8 pm! Yes, and all of it is American cuisine. Yes, the guys who really work hard, whose food is exotically delicious are the foreigners...the immigrants. If Italy has a problem with immigrants, it isn't the kebabalists' faults. The immigrants may not like eating the very things you take for granted. Spine up and pick a more worthy fight.

Wednesday, February 4, 2009

Paean to Mohammed (with Exploding Bacon™)

Oh yeah, time for some celebratory pork and southern gospel music celebrating, if for no other reason than that it's hump day. What to rant if I needed a good reason to rant. (Not the usual "Mary-pick-up-the-towels-and-put-them-in-the-wash, NOW!" Darned irksome Middle Child rant)

Here it is:

I am officially tired of the whining and bitching of Perpetually Offended, Outraged People™. Also Known as Muslims.

In fact, I am tired of the barren and rotted soul of Islam, pushy pushy Islam. Time to lighten up and get a catchy tune in my head to drive out all the blecccch of Islam: Here's one written especially for Mohammed. A real tribute. It could have been written for anyone, I suppose, but after learning all the icky things about the Vile Prophet of Allah, well, I need heavy grade sandpaper just to remove the filthy lies that have tainted me for the last 8 years. Enjoy this ditty by Susan Ashton. Tap your toes, if you must, and shake those hips, too.
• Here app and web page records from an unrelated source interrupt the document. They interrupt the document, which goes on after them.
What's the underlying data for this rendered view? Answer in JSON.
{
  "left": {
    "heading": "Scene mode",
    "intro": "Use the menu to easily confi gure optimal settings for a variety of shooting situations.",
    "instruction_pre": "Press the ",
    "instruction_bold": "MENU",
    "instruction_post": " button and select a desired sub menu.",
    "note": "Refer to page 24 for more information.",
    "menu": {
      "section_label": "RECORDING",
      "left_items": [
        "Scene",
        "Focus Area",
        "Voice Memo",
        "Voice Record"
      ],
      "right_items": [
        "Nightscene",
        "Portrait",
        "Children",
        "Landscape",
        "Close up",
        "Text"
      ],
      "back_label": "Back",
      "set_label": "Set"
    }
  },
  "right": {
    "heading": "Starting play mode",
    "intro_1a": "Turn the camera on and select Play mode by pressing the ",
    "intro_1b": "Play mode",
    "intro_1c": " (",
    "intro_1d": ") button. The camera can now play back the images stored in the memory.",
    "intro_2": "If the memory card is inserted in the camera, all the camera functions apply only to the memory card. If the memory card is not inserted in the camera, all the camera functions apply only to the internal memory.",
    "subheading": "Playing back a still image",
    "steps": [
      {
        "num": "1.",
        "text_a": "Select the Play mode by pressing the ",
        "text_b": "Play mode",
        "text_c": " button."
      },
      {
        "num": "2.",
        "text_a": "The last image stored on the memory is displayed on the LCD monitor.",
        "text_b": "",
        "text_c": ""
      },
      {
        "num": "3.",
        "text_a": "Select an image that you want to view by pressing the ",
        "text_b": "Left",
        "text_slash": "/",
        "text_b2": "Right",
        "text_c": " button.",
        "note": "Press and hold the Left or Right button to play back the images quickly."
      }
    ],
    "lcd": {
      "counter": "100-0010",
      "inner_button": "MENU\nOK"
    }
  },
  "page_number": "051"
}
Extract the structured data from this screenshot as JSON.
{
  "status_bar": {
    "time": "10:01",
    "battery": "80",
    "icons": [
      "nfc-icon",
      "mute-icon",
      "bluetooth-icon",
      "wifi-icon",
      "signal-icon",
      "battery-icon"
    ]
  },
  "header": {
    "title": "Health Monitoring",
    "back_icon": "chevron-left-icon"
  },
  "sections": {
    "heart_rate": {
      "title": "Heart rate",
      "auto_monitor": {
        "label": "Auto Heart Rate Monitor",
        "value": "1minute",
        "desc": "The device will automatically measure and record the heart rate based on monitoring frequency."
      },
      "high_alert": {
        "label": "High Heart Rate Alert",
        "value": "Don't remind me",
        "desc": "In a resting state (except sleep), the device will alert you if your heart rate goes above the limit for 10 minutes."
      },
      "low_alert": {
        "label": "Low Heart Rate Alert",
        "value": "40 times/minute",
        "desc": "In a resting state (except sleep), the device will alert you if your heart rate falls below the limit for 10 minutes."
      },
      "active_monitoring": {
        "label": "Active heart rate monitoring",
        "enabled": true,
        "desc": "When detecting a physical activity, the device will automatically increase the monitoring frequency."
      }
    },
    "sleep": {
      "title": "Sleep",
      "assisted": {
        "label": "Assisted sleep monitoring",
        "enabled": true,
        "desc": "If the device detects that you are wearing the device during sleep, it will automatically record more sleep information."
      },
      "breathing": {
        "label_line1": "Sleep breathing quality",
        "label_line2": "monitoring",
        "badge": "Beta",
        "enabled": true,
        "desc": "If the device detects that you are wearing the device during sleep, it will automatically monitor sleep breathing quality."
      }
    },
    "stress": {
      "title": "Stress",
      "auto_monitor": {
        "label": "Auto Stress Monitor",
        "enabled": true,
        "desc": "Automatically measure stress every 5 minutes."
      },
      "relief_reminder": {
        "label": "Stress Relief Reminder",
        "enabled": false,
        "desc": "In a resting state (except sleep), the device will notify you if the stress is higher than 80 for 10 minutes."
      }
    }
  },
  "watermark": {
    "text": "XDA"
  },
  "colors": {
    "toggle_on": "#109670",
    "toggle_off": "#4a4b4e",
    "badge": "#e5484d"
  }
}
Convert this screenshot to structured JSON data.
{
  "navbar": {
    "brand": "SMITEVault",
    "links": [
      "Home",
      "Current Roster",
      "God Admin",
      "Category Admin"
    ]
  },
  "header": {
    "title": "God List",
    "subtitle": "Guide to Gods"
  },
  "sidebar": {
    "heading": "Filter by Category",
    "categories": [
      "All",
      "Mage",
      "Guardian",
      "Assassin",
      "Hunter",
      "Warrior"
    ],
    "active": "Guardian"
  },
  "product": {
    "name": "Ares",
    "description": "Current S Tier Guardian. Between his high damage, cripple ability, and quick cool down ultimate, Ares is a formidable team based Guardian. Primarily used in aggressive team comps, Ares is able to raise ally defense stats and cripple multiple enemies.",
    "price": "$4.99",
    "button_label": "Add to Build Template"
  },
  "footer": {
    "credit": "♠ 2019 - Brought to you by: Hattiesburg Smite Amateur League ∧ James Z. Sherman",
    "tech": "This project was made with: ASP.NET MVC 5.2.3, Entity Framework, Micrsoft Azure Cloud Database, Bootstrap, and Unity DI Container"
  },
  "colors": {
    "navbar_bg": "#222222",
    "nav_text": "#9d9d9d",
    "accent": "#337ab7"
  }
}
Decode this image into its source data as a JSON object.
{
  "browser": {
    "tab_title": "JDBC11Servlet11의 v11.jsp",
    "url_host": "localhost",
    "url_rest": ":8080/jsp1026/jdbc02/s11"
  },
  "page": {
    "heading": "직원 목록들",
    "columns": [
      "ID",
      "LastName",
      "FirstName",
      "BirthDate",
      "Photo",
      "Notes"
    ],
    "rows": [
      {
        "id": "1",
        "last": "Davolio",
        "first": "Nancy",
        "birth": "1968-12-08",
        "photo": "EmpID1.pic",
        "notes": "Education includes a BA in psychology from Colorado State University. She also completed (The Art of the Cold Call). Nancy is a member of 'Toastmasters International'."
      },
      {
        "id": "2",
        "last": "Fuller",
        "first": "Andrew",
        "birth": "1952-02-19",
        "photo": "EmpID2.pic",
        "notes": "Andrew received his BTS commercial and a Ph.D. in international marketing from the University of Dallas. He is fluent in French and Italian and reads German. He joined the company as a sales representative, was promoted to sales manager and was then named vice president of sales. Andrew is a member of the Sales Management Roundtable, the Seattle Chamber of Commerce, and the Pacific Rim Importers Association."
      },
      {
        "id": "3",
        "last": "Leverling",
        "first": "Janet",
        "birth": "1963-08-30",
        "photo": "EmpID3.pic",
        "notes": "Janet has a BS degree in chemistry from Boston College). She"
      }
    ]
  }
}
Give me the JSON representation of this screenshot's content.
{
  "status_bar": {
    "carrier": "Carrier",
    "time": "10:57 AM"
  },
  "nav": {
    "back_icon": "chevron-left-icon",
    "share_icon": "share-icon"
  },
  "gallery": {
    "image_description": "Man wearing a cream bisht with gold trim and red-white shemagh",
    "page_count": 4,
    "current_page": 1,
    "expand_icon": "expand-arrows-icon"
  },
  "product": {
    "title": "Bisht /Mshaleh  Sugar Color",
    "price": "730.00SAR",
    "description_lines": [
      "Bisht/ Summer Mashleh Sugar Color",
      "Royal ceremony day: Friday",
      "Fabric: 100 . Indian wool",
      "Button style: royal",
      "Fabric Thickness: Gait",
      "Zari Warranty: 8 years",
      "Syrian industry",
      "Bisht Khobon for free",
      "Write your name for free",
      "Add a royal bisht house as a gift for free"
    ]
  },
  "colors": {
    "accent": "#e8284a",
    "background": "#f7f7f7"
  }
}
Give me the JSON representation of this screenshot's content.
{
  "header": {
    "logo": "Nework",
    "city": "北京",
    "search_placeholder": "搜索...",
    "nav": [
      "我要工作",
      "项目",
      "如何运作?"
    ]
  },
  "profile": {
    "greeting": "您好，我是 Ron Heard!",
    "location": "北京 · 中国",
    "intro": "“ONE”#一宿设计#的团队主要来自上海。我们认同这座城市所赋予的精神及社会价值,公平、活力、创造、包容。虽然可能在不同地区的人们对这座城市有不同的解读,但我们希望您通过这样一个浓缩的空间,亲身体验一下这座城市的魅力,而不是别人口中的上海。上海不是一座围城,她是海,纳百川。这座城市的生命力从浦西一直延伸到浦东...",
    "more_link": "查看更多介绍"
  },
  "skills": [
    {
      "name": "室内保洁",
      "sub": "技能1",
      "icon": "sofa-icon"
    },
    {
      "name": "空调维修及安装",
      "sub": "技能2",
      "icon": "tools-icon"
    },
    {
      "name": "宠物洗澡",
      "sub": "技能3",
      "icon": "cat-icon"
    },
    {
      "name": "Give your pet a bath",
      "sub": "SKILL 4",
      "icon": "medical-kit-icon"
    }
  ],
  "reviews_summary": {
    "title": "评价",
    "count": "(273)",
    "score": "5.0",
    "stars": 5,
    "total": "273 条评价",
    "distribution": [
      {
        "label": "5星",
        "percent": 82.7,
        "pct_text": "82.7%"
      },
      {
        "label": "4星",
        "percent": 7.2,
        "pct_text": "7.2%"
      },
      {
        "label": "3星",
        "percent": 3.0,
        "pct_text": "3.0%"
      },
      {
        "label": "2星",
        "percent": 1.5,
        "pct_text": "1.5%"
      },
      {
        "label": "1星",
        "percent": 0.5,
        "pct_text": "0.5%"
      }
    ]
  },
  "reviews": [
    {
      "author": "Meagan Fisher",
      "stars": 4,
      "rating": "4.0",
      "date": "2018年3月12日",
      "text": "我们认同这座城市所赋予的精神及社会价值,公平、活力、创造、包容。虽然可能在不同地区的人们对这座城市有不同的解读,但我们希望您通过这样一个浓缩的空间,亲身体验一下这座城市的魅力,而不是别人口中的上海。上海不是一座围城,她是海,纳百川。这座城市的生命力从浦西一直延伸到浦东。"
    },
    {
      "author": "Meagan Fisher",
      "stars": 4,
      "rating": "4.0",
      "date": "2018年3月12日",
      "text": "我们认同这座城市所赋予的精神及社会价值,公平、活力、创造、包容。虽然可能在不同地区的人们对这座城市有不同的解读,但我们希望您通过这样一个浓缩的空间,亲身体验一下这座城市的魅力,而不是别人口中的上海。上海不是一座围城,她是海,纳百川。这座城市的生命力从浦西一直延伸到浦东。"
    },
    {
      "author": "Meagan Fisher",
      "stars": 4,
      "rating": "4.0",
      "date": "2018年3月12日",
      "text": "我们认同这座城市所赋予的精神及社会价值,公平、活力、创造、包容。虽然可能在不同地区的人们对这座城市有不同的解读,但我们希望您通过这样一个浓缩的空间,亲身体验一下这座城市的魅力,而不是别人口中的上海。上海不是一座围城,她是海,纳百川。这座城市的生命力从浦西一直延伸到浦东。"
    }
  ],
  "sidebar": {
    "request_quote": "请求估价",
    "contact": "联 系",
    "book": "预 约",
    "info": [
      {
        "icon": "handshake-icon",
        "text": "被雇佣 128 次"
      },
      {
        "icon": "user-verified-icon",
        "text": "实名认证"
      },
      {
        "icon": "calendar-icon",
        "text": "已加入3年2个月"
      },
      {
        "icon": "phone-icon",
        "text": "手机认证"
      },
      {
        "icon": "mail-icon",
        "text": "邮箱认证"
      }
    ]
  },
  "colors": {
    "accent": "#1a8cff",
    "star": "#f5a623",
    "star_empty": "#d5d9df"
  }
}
The bacon is a plus.

Crooked Man - Susan Ashton

So cold - touch his heart and there's a chance you could freeze
Steel soul - keep your distance or be ready to bleed
He was good at the bait and hook

He was really good at push and shove
He believed in "whatever it took"
And whatever it took, it was never enough

Well there was a crooked man and he walked a crooked mile
Lived a crooked life behind a crooked smile
Goodness, like an arrow, lodges where it can
But it never pierces the heart of a crooked man

Justify - when justice wouldn't pay the toll
Subtle lies - when the truth was better half than whole
Driven by an insatiable lust

For power that was just out of reach
Living on an illusion of trust
With a steady dose of control and greed

Some life - nobody came to say good-bye
Slow ride - for the author of his own demise

No one had much good to say
Some were glad that he was finally gone

His legacy was cold and gray
Like the mocking words that were carved in stone

Well there was a crooked man and he walked a crooked mile
Lived a crooked life behind a crooked smile

Goodness, like an arrow, lodges where it can
But it never pierces the heart of a crooked man

...There. I feel better,now.

What? You wanted a tossed salad with that?